A 79-year-old former UBS account holder and US citizen, Mary Estelle Curran, has been hit with a massive $21m fine after she pled guilty to two counts of tax perjury and Report of foreign bank and financial accounts (FBAR) violation in a Florida Court.
According to the Justice Department and Internal Revenue Service, Curran agreed to waive indictment and plead guilty to two counts of tax fraud.
According to court documents, the US District Court for the Southern District of Florida ruled Curran had failed to report $667,716 over the period 2001-2008 on her undeclared offshore accounts with UBS which exceeded $43m in 2007.
Curran agreed to pay a FBAR penalty of $21,666,929, which represents 50% of the year-end balances of the undeclared accounts for the year 2007.
US authorities tax loss of $667,716
Curran’s first sentencing comes after UBS was fined $780m in February 2009 and forced to hand over the names of 4,450 suspected US tax dodgers who held up to $18bn undeclared financial accounts at UBS.
If compared to the fee the bank Wegelin & Co was ordered to pay ($57.8m) Curran’s individual penalty represents nearly 40% of the fee a New York Court ordered the oldest Swiss private bank to pay on 3 January, after it pleaded guilty of helping US citizens evade tax.
Facing six year prison sentence
In media reports, one of Curran’s lawyers Nathan Hochman said she accepted full responsibility for her actions, but there are a significant number of mitigating circumstances in the case.
Curran faces a potential maximum prison term of six years, with advisory Federal Sentencing Guidelines and Policy Statements (or case law) indicating guidelines ranging from 30 to 37 months.
A sentencing date has not been set.
2001-2007: Swiss and Lichtenstein accounts at UBS AG
In 2000, Curran (who lives in a $9.6m property in Palm Beach), inherited her late husband’s undeclared foreign financial account at UBS AG in the name of Flognet Foundation, a nominee Lichtenstein foundation that her husband had created.
The Floridian, who is a neighbour of Ruth Madoff, Bernard Madoff’s wife, also became the beneficial owner of another UBS account in 2007, in the name of Norega Investment, a nominee Panamanian corporation which was created the same year, according to court documents.
In June 2008, the fiduciaries managing Curran’s account at UBS closed those accounts and transferred the assets to a new account opened in the name of Norega Investment in an unnamed Lichtenstein bank, according to court documents.
Income tax filed, but not for Swiss accounts
Having foreign financial accounts required Curran to file a US Individual Income Tax Return (IITR) to report her worldwide income.
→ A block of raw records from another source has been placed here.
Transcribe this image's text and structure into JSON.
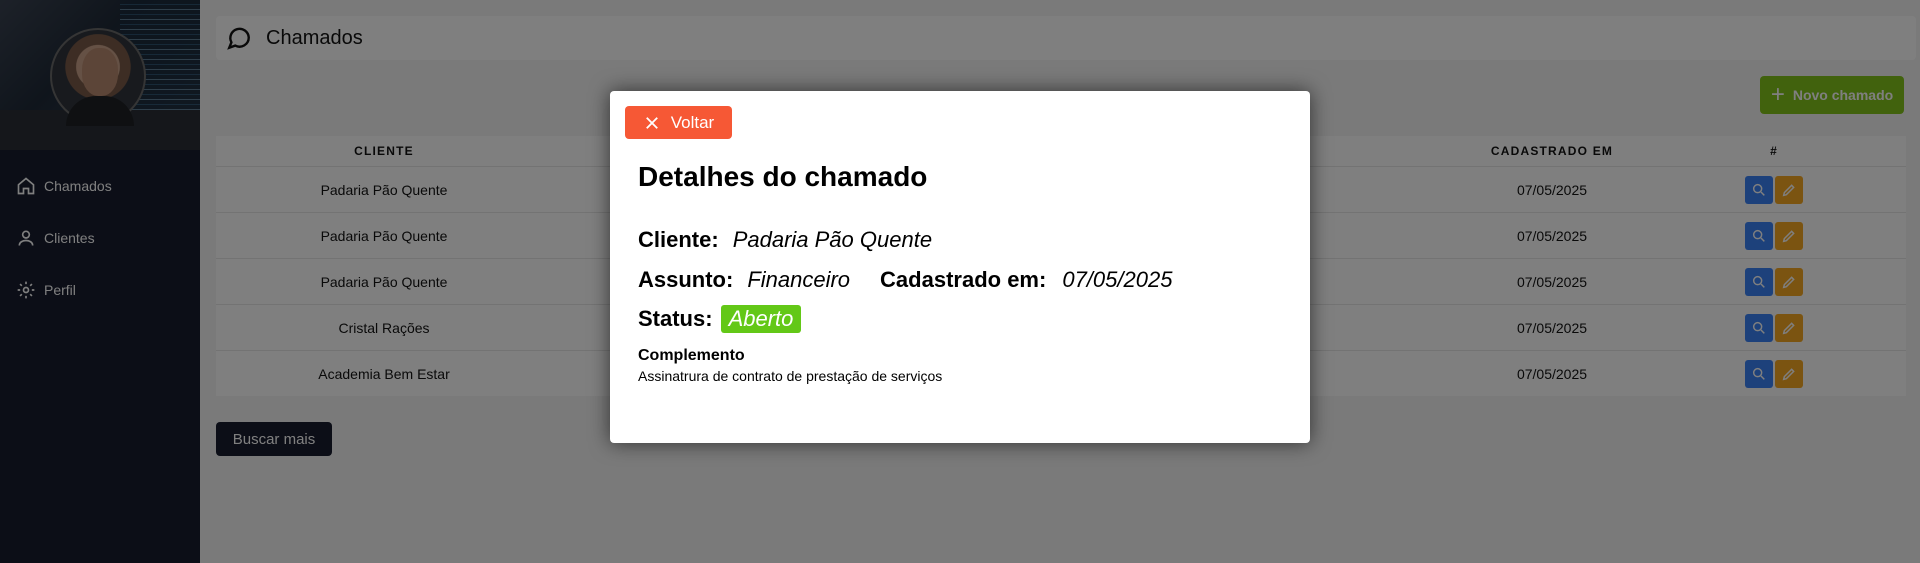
{
  "sidebar": {
    "items": [
      {
        "label": "Chamados",
        "icon": "home-icon"
      },
      {
        "label": "Clientes",
        "icon": "user-icon"
      },
      {
        "label": "Perfil",
        "icon": "gear-icon"
      }
    ]
  },
  "header": {
    "title": "Chamados",
    "icon": "chat-bubble-icon"
  },
  "toolbar": {
    "new_label": "Novo chamado"
  },
  "table": {
    "columns": [
      "CLIENTE",
      "",
      "CADASTRADO EM",
      "#"
    ],
    "rows": [
      {
        "cliente": "Padaria Pão Quente",
        "cadastrado": "07/05/2025"
      },
      {
        "cliente": "Padaria Pão Quente",
        "cadastrado": "07/05/2025"
      },
      {
        "cliente": "Padaria Pão Quente",
        "cadastrado": "07/05/2025"
      },
      {
        "cliente": "Cristal Rações",
        "cadastrado": "07/05/2025"
      },
      {
        "cliente": "Academia Bem Estar",
        "cadastrado": "07/05/2025"
      }
    ]
  },
  "more_label": "Buscar mais",
  "modal": {
    "back_label": "Voltar",
    "title": "Detalhes do chamado",
    "cliente_label": "Cliente:",
    "cliente": "Padaria Pão Quente",
    "assunto_label": "Assunto:",
    "assunto": "Financeiro",
    "cadastrado_label": "Cadastrado em:",
    "cadastrado": "07/05/2025",
    "status_label": "Status:",
    "status": "Aberto",
    "complemento_label": "Complemento",
    "complemento": "Assinatrura de contrato de prestação de serviços"
  },
  "colors": {
    "sidebar": "#181c2e",
    "new_button": "#83c41a",
    "back_button": "#f65835",
    "status_open": "#63c817",
    "search_action": "#3b82f6",
    "edit_action": "#f6a823"
  }
}
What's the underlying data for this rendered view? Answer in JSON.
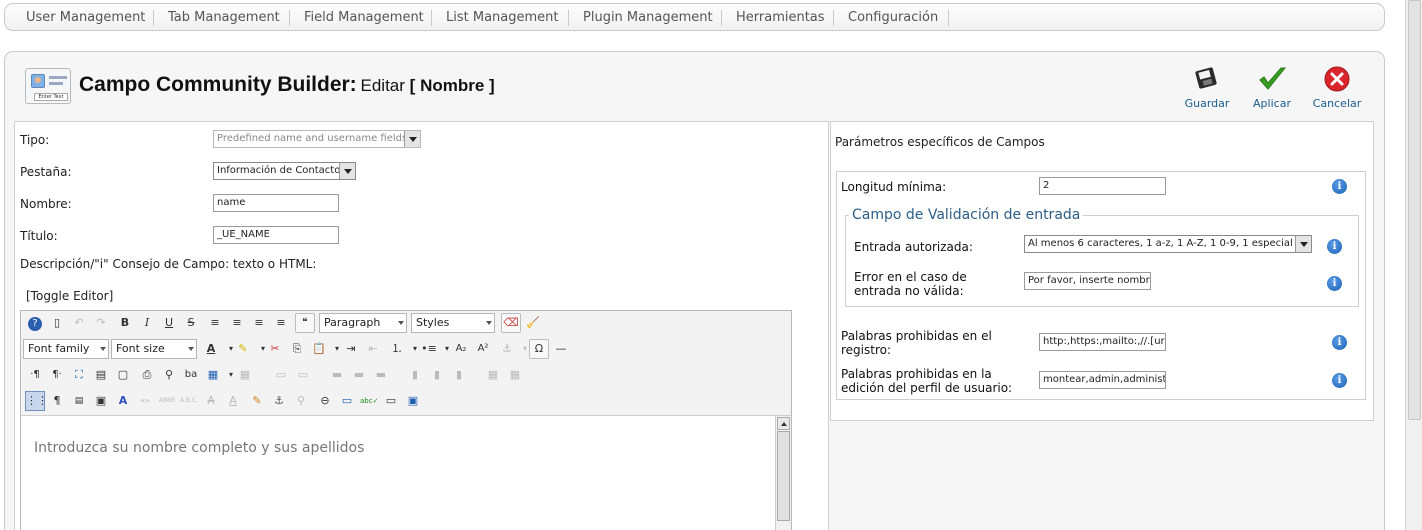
{
  "top_menu": {
    "items": [
      {
        "label": "User Management"
      },
      {
        "label": "Tab Management"
      },
      {
        "label": "Field Management"
      },
      {
        "label": "List Management"
      },
      {
        "label": "Plugin Management"
      },
      {
        "label": "Herramientas"
      },
      {
        "label": "Configuración"
      }
    ]
  },
  "header": {
    "icon_button_text": "Enter Text",
    "title_main": "Campo Community Builder:",
    "title_action": "Editar",
    "title_open": "[",
    "title_name": "Nombre",
    "title_close": "]"
  },
  "toolbar": {
    "save_label": "Guardar",
    "apply_label": "Aplicar",
    "cancel_label": "Cancelar"
  },
  "form": {
    "tipo_label": "Tipo:",
    "tipo_value": "Predefined name and username fields",
    "pestana_label": "Pestaña:",
    "pestana_value": "Información de Contacto",
    "nombre_label": "Nombre:",
    "nombre_value": "name",
    "titulo_label": "Título:",
    "titulo_value": "_UE_NAME",
    "descripcion_label": "Descripción/\"i\" Consejo de Campo: texto o HTML:",
    "toggle_editor": "[Toggle Editor]"
  },
  "editor": {
    "format_value": "Paragraph",
    "styles_value": "Styles",
    "font_family_value": "Font family",
    "font_size_value": "Font size",
    "content": "Introduzca su nombre completo y sus apellidos"
  },
  "params": {
    "title": "Parámetros específicos de Campos",
    "longitud_label": "Longitud mínima:",
    "longitud_value": "2",
    "fieldset_legend": "Campo de Validación de entrada",
    "entrada_label": "Entrada autorizada:",
    "entrada_value": "Al menos 6 caracteres, 1 a-z, 1 A-Z, 1 0-9, 1 especial",
    "error_label_1": "Error en el caso de",
    "error_label_2": "entrada no válida:",
    "error_value": "Por favor, inserte nombre",
    "palabras_reg_label_1": "Palabras prohibidas en el",
    "palabras_reg_label_2": "registro:",
    "palabras_reg_value": "http:,https:,mailto:,//.[url],<a",
    "palabras_edit_label_1": "Palabras prohibidas en la",
    "palabras_edit_label_2": "edición del perfil de usuario:",
    "palabras_edit_value": "montear,admin,administrador"
  },
  "colors": {
    "link_blue": "#1a5d8f",
    "legend_blue": "#2c5d86",
    "info_blue": "#1a5fb4"
  }
}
She was also supposed to declare any foreign based financial accounts at UBS in Switzerland in which she had a financial interest or signature authority over that contained assets in excess of $10,000.
According to documents relating to the guilty plea, Curran had filed US IITR through 2001 to 2007, but "wilfully failed to report on those tax returns any income earned on the accounts that she held at UBS in Switzerland.
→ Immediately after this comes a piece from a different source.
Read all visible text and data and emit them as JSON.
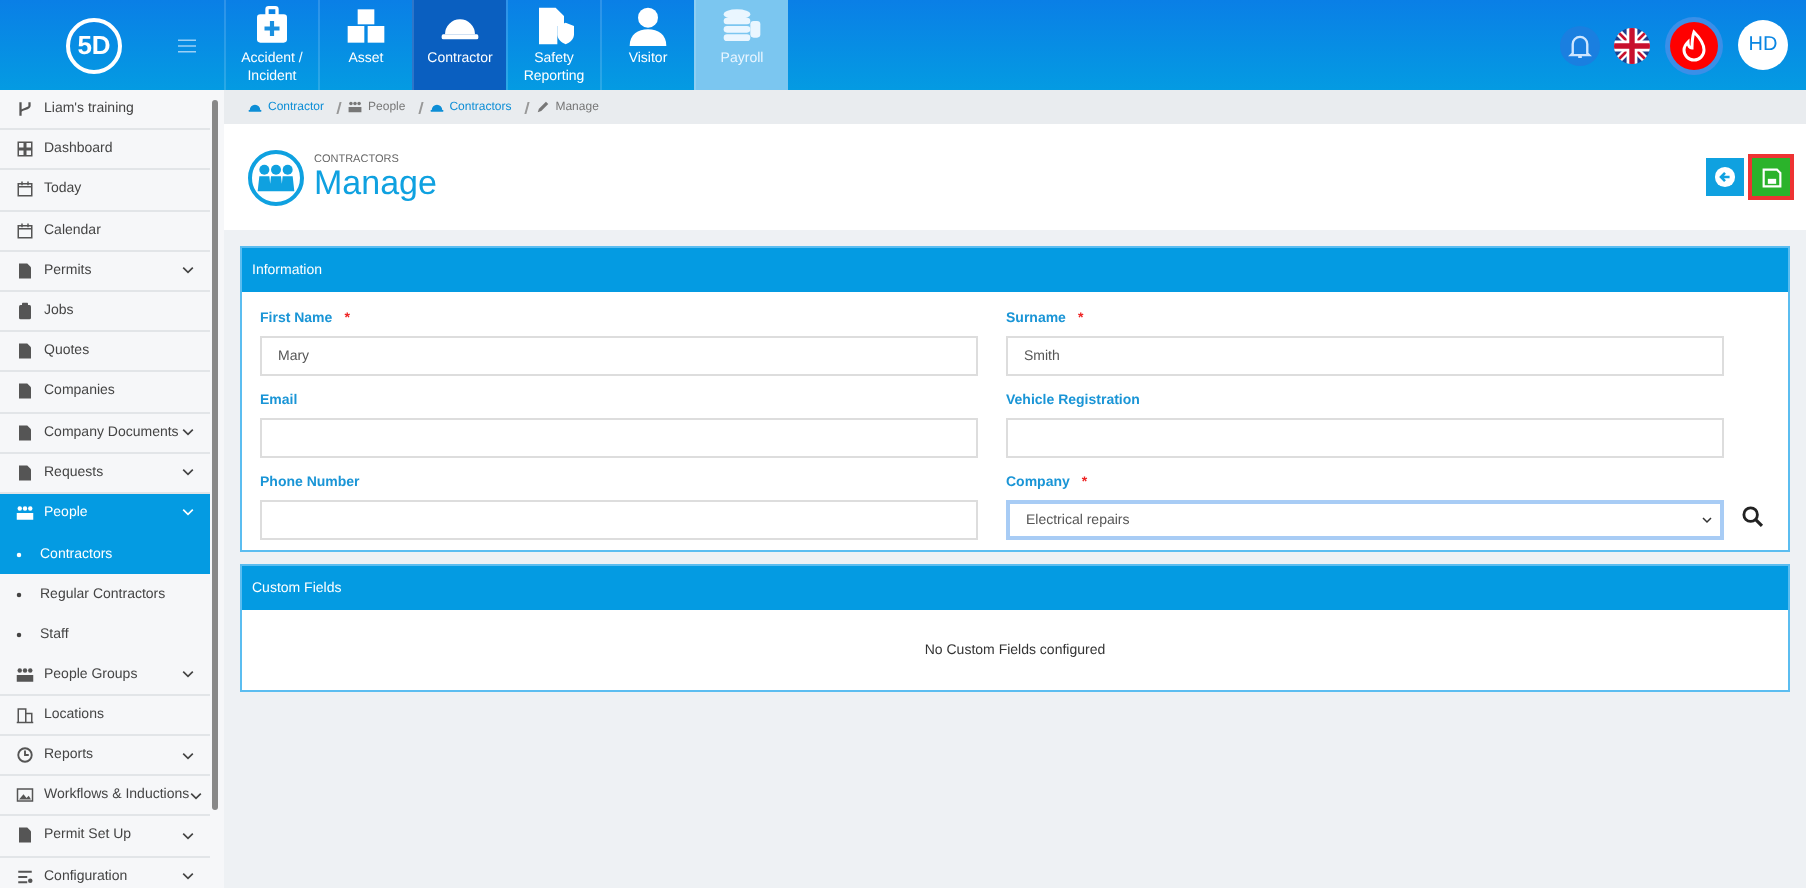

She also failed to "disclose that she had an interest in or signature or other authority over a financial account in a foreign country."
Curran is made an example of
According to Assistant Attorney General Kathryn Keneally, Curran was being made an example of.
She said, "U.S. taxpayers who fail to come forward in the voluntary disclosure program risk prosecution and substantial fines, as this case demonstrates."
"The Justice Department continues to pursue those who hide income and assets from the IRS through the use of nominee businesses and offshore bank accounts," Keneally added.